picturefill.js will choose the proper one from that based on browser metrics. How sweet is that?


  • CSS background images are not affected. You’ll need media queries for those.
  • External images are out of bounds.
  • If you have a multi-domain development environment, eg local, staging, production, you’ll find that because of the way WordPress handles image uploads, Picturefill.WP will only work correctly on the domain to which the images were uploaded, eg if they were uploaded to a staging domain, they work fine on a staging URL.
  • Picturefill.WP caches, which can cause unexpected results during development. The cache is easily cleared by de-activating, re-activating the plugin.
  • Lots more tips and tricks to be found on Picturefill.WP on github
  • NextGEN has said they plan to support images from the Media Library. So we are not stuck at 1.* indefinitely.
  • And please make sure your images are properly optimized for web usage. Don’t assume because you use an expensive, licensed product that this happens automatically (it doesn’t!).
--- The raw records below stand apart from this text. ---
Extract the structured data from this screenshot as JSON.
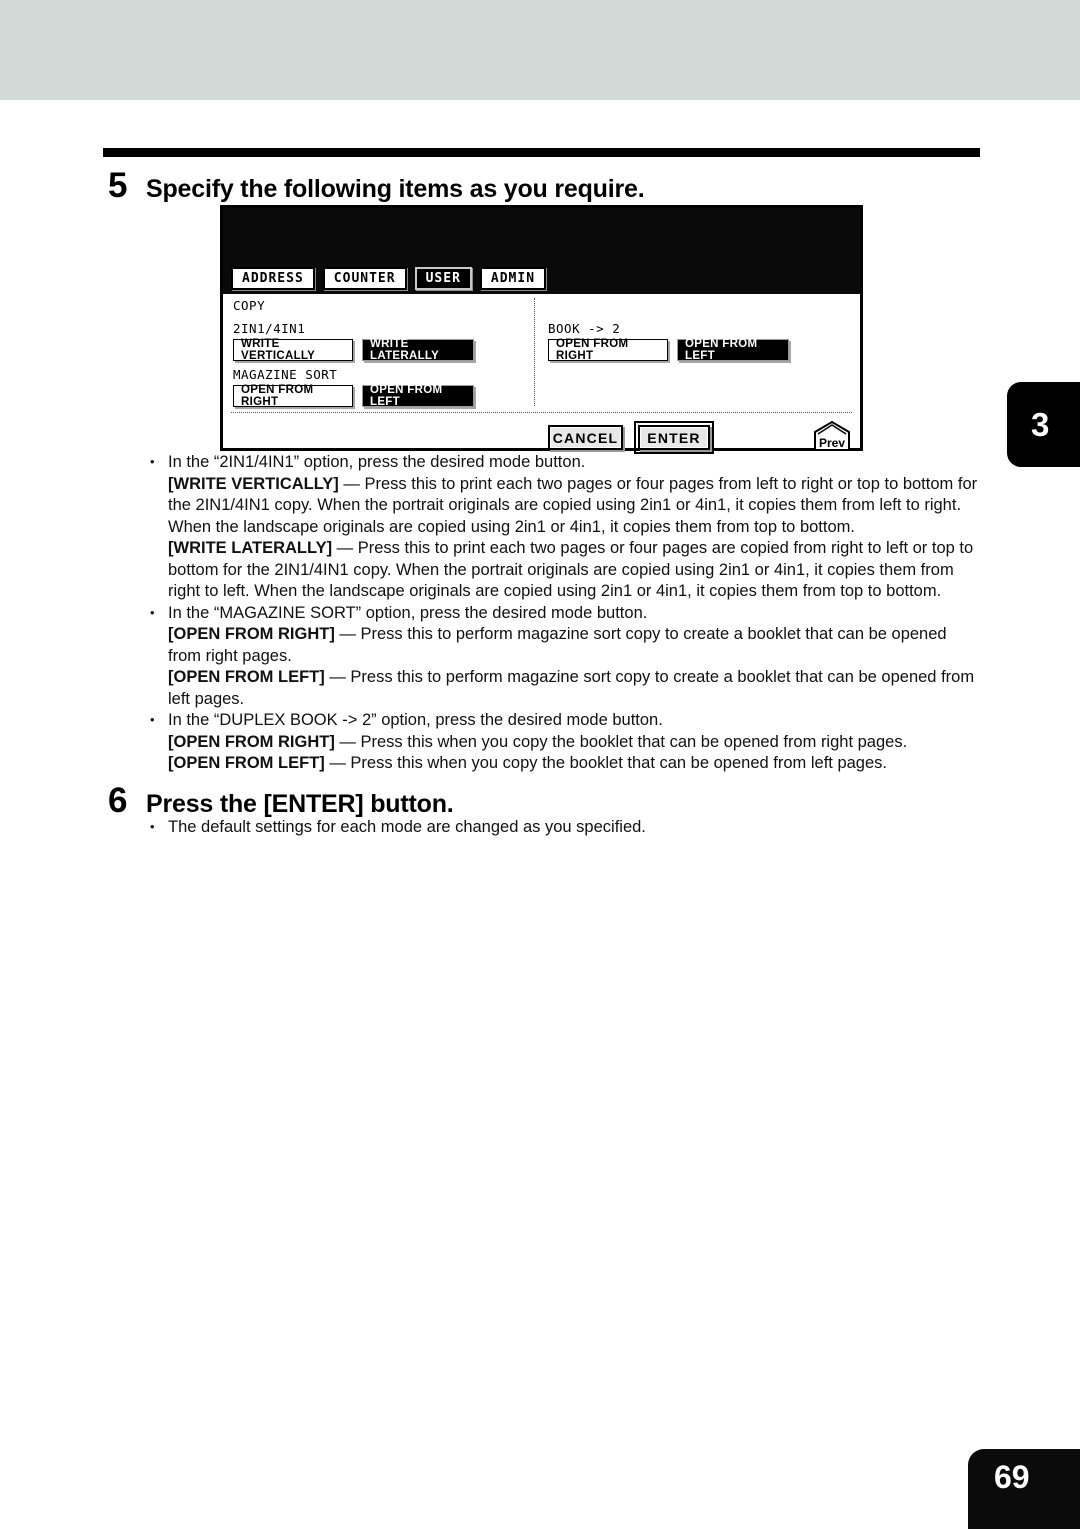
{
  "page": {
    "chapter_tab": "3",
    "page_number": "69"
  },
  "steps": [
    {
      "number": "5",
      "title": "Specify the following items as you require."
    },
    {
      "number": "6",
      "title": "Press the [ENTER] button."
    }
  ],
  "lcd": {
    "tabs": [
      {
        "label": "ADDRESS",
        "selected": false
      },
      {
        "label": "COUNTER",
        "selected": false
      },
      {
        "label": "USER",
        "selected": true
      },
      {
        "label": "ADMIN",
        "selected": false
      }
    ],
    "section_title": "COPY",
    "groups": [
      {
        "label": "2IN1/4IN1",
        "buttons": [
          {
            "label": "WRITE VERTICALLY",
            "selected": false
          },
          {
            "label": "WRITE LATERALLY",
            "selected": true
          }
        ]
      },
      {
        "label": "MAGAZINE SORT",
        "buttons": [
          {
            "label": "OPEN FROM RIGHT",
            "selected": false
          },
          {
            "label": "OPEN FROM LEFT",
            "selected": true
          }
        ]
      },
      {
        "label": "BOOK -> 2",
        "buttons": [
          {
            "label": "OPEN FROM RIGHT",
            "selected": false
          },
          {
            "label": "OPEN FROM LEFT",
            "selected": true
          }
        ]
      }
    ],
    "actions": {
      "cancel": "CANCEL",
      "enter": "ENTER",
      "prev": "Prev"
    }
  },
  "body": {
    "step5": [
      {
        "type": "bullet",
        "text": "In the “2IN1/4IN1” option, press the desired mode button."
      },
      {
        "type": "para",
        "bold": "[WRITE VERTICALLY]",
        "text": " — Press this to print each two pages or four pages from left to right or top to bottom for the 2IN1/4IN1 copy.  When the portrait originals are copied using 2in1 or 4in1, it copies them from left to right.  When the landscape originals are copied using 2in1 or 4in1, it copies them from top to bottom."
      },
      {
        "type": "para",
        "bold": "[WRITE LATERALLY]",
        "text": " — Press this to print each two pages or four pages are copied from right to left or top to bottom for the 2IN1/4IN1 copy.  When the portrait originals are copied using 2in1 or 4in1, it copies them from right to left.  When the landscape originals are copied using 2in1 or 4in1, it copies them from top to bottom."
      },
      {
        "type": "bullet",
        "text": "In the “MAGAZINE SORT” option, press the desired mode button."
      },
      {
        "type": "para",
        "bold": "[OPEN FROM RIGHT]",
        "text": " — Press this to perform magazine sort copy to create a booklet that can be opened from right pages."
      },
      {
        "type": "para",
        "bold": "[OPEN FROM LEFT]",
        "text": " — Press this to perform magazine sort copy to create a booklet that can be opened from left pages."
      },
      {
        "type": "bullet",
        "text": "In the “DUPLEX BOOK -> 2” option, press the desired mode button."
      },
      {
        "type": "para",
        "bold": "[OPEN FROM RIGHT]",
        "text": " — Press this when you copy the booklet that can be opened from right pages."
      },
      {
        "type": "para",
        "bold": "[OPEN FROM LEFT]",
        "text": " — Press this when you copy the booklet that can be opened from left pages."
      }
    ],
    "step6": [
      {
        "type": "bullet",
        "text": "The default settings for each mode are changed as you specified."
      }
    ]
  }
}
  • Code examples based on WordPress 3.7.1 and Picturefill.WP 1.2.6. FYI.